BALTIMORE -- Slammed in the gut by a wrecking ball, the construction worker arrived at the University of Maryland Shock Trauma Center in dire condition years ago.
Doctors removed his devastated liver but he died before being matched with a new one, frustrating staff that longed for something to temporarily maintain the organ's function, like their machines for hearts, lungs and kidneys.
Now they think they've found one in a little-used machine designed to detoxify people who overdose on acetaminophen and other medications. Doctors at Shock Trauma used it to save a teenage gunshot victim, and then a college football player and an amateur triathlete who suffered heatstrokes.
Twenty-seven patients facing death from liver failure were hooked to the machine from 2013 through 2016 and the majority lived -- a tally Maryland doctors now hope spurs a new look at the old technology.
"Our goal is to continue to increase our patient population and tell people about it," said Dr. Steven I. Hanish, a liver transplant surgeon at the University of Maryland Medical Center who works closely with Shock Trauma and was the lead researcher on a paper about the cases published recently in the Annals of Surgery.
It's an off-label use of the Molecular Adsorbent Recirculating System machine, or MARS, which has been around for decades. MARS is approved by the U.S. Food and Drug Administration only to treat poisoning cases and brain swelling from liver failure. Its manufacturer, Baxter International, says 20 hospitals use it.
Livers primarily filter blood coming from the digestive tract, metabolizing toxins such as alcohol and drugs, and creating vital proteins.

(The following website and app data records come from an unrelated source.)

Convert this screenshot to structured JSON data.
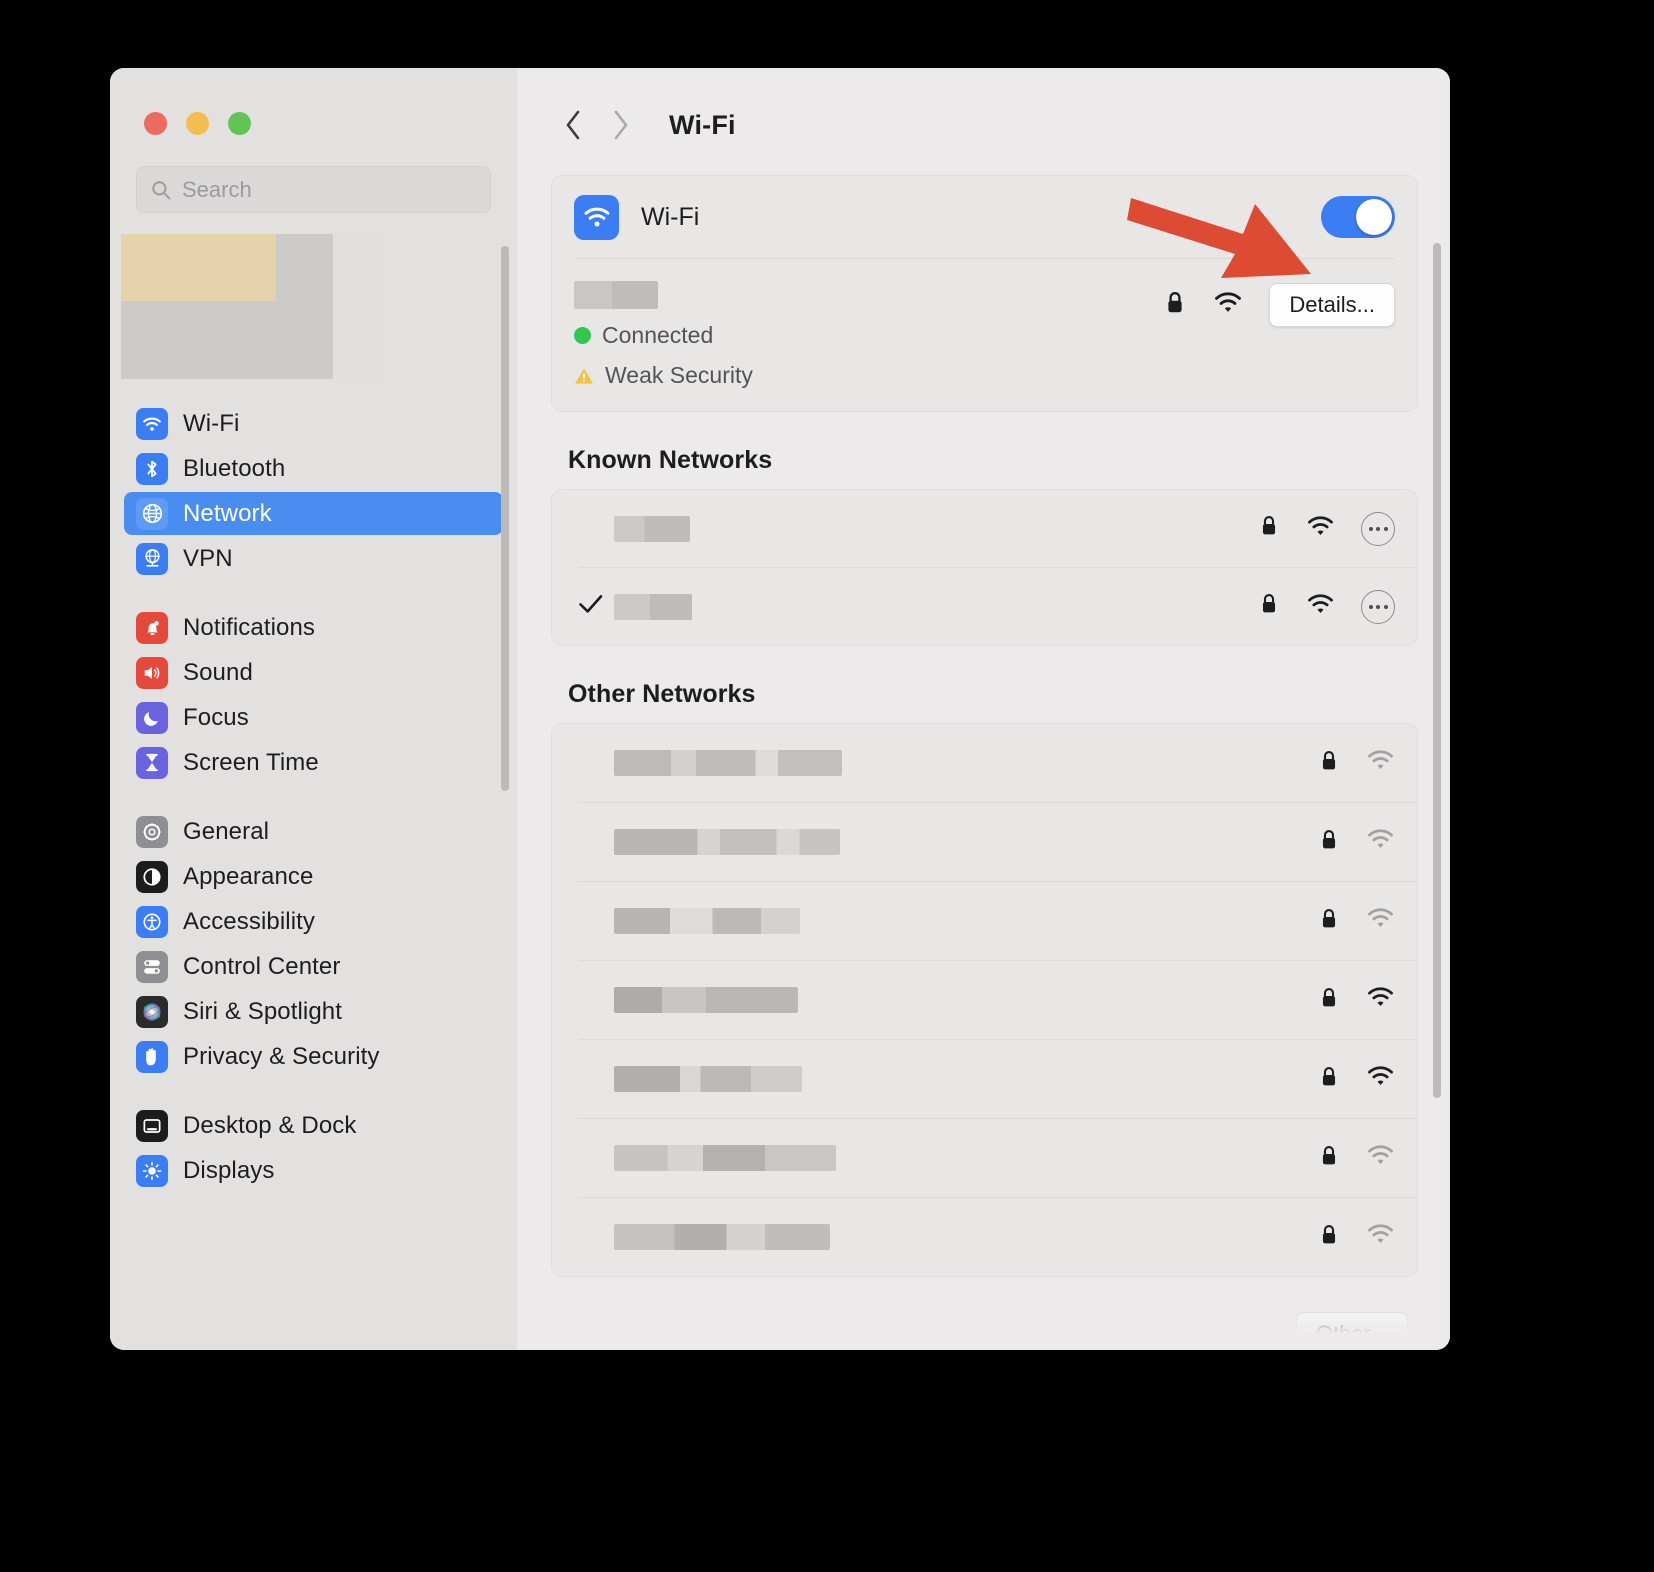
{
  "window": {
    "traffic_lights": [
      {
        "name": "close",
        "color": "#ec6a5f"
      },
      {
        "name": "minimize",
        "color": "#f4bd4f"
      },
      {
        "name": "zoom",
        "color": "#61c555"
      }
    ]
  },
  "search": {
    "placeholder": "Search",
    "value": "",
    "icon": "search-icon"
  },
  "sidebar": {
    "profile": {
      "redacted": true
    },
    "groups": [
      {
        "items": [
          {
            "label": "Wi-Fi",
            "icon": "wifi-icon",
            "icon_bg": "#3b7df4",
            "selected": false
          },
          {
            "label": "Bluetooth",
            "icon": "bluetooth-icon",
            "icon_bg": "#3b7df4",
            "selected": false
          },
          {
            "label": "Network",
            "icon": "globe-icon",
            "icon_bg": "#3b7df4",
            "selected": true
          },
          {
            "label": "VPN",
            "icon": "vpn-icon",
            "icon_bg": "#3b7df4",
            "selected": false
          }
        ]
      },
      {
        "items": [
          {
            "label": "Notifications",
            "icon": "bell-icon",
            "icon_bg": "#e4493c",
            "selected": false
          },
          {
            "label": "Sound",
            "icon": "speaker-icon",
            "icon_bg": "#e4493c",
            "selected": false
          },
          {
            "label": "Focus",
            "icon": "moon-icon",
            "icon_bg": "#6a63e0",
            "selected": false
          },
          {
            "label": "Screen Time",
            "icon": "hourglass-icon",
            "icon_bg": "#6a63e0",
            "selected": false
          }
        ]
      },
      {
        "items": [
          {
            "label": "General",
            "icon": "gear-icon",
            "icon_bg": "#8e8e93",
            "selected": false
          },
          {
            "label": "Appearance",
            "icon": "appearance-icon",
            "icon_bg": "#1c1c1e",
            "selected": false
          },
          {
            "label": "Accessibility",
            "icon": "accessibility-icon",
            "icon_bg": "#3b7df4",
            "selected": false
          },
          {
            "label": "Control Center",
            "icon": "sliders-icon",
            "icon_bg": "#8e8e93",
            "selected": false
          },
          {
            "label": "Siri & Spotlight",
            "icon": "siri-icon",
            "icon_bg": "#2b2b2d",
            "selected": false
          },
          {
            "label": "Privacy & Security",
            "icon": "hand-icon",
            "icon_bg": "#3b7df4",
            "selected": false
          }
        ]
      },
      {
        "items": [
          {
            "label": "Desktop & Dock",
            "icon": "desktop-dock-icon",
            "icon_bg": "#1c1c1e",
            "selected": false
          },
          {
            "label": "Displays",
            "icon": "display-icon",
            "icon_bg": "#3b7df4",
            "selected": false
          }
        ]
      }
    ]
  },
  "toolbar": {
    "back_icon": "chevron-left-icon",
    "forward_icon": "chevron-right-icon",
    "title": "Wi-Fi"
  },
  "wifi_card": {
    "icon": "wifi-icon",
    "label": "Wi-Fi",
    "toggle": {
      "state": "on",
      "accent": "#3b7df4"
    },
    "current_network": {
      "ssid_redacted": true,
      "status_label": "Connected",
      "status_color": "#30c84a",
      "warning_label": "Weak Security",
      "warning_color": "#f5c343",
      "lock_icon": "lock-icon",
      "signal_icon": "wifi-signal-icon",
      "details_button": "Details..."
    }
  },
  "known_networks": {
    "title": "Known Networks",
    "rows": [
      {
        "checked": false,
        "blur_width": 76,
        "lock_icon": "lock-icon",
        "signal_icon": "wifi-signal-icon",
        "signal_strength": "full",
        "more_icon": "ellipsis-icon"
      },
      {
        "checked": true,
        "blur_width": 78,
        "lock_icon": "lock-icon",
        "signal_icon": "wifi-signal-icon",
        "signal_strength": "full",
        "more_icon": "ellipsis-icon"
      }
    ],
    "check_icon": "checkmark-icon"
  },
  "other_networks": {
    "title": "Other Networks",
    "rows": [
      {
        "blur_width": 228,
        "lock_icon": "lock-icon",
        "signal_icon": "wifi-signal-icon",
        "signal_strength": "weak"
      },
      {
        "blur_width": 226,
        "lock_icon": "lock-icon",
        "signal_icon": "wifi-signal-icon",
        "signal_strength": "weak"
      },
      {
        "blur_width": 186,
        "lock_icon": "lock-icon",
        "signal_icon": "wifi-signal-icon",
        "signal_strength": "weak"
      },
      {
        "blur_width": 184,
        "lock_icon": "lock-icon",
        "signal_icon": "wifi-signal-icon",
        "signal_strength": "full"
      },
      {
        "blur_width": 188,
        "lock_icon": "lock-icon",
        "signal_icon": "wifi-signal-icon",
        "signal_strength": "full"
      },
      {
        "blur_width": 222,
        "lock_icon": "lock-icon",
        "signal_icon": "wifi-signal-icon",
        "signal_strength": "weak"
      },
      {
        "blur_width": 216,
        "lock_icon": "lock-icon",
        "signal_icon": "wifi-signal-icon",
        "signal_strength": "weak"
      }
    ],
    "other_button": "Other..."
  },
  "annotation": {
    "arrow": {
      "color": "#dd4b33",
      "points_to": "details-button"
    }
  }
}
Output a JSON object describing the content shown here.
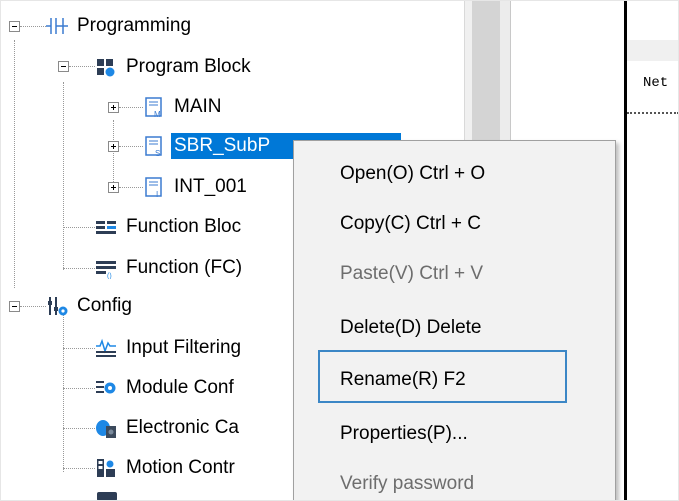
{
  "tree": {
    "nodes": [
      {
        "label": "Programming",
        "icon": "ladder-contacts-icon",
        "expander": "minus"
      },
      {
        "label": "Program Block",
        "icon": "program-block-icon",
        "expander": "minus"
      },
      {
        "label": "MAIN",
        "icon": "main-program-icon",
        "expander": "plus"
      },
      {
        "label": "SBR_SubP",
        "icon": "subroutine-icon",
        "expander": "plus",
        "selected": true
      },
      {
        "label": "INT_001",
        "icon": "interrupt-icon",
        "expander": "plus"
      },
      {
        "label": "Function Bloc",
        "icon": "function-block-icon"
      },
      {
        "label": "Function (FC)",
        "icon": "function-fc-icon"
      },
      {
        "label": "Config",
        "icon": "config-icon",
        "expander": "minus"
      },
      {
        "label": "Input Filtering",
        "icon": "input-filtering-icon"
      },
      {
        "label": "Module Conf",
        "icon": "module-config-icon"
      },
      {
        "label": "Electronic Ca",
        "icon": "electronic-cam-icon"
      },
      {
        "label": "Motion Contr",
        "icon": "motion-control-icon"
      }
    ]
  },
  "editor": {
    "net_label": "Net"
  },
  "context_menu": {
    "items": [
      {
        "label": "Open(O) Ctrl + O",
        "enabled": true
      },
      {
        "label": "Copy(C) Ctrl + C",
        "enabled": true
      },
      {
        "label": "Paste(V) Ctrl + V",
        "enabled": false
      },
      {
        "label": "Delete(D) Delete",
        "enabled": true
      },
      {
        "label": "Rename(R) F2",
        "enabled": true,
        "highlighted": true
      },
      {
        "label": "Properties(P)...",
        "enabled": true
      },
      {
        "label": "Verify password",
        "enabled": false
      }
    ]
  },
  "colors": {
    "selection": "#0078d7",
    "highlight_border": "#3c87c6",
    "menu_background": "#f2f2f2",
    "disabled_text": "#6d6d6d"
  }
}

People cannot live without a functioning liver.
Shock Trauma doctors wanted to try the MARS device as a temporary stand-in for badly damaged livers, giving patients a chance to begin healing or for transplants to be arranged, but first they had to find one.
After checking with Baxter, they found an area hospital that was returning a MARS machine.
"We literally got one off the back of a truck driving up I-95," said Dr. Thomas Scalea, the center's physician-in-chief.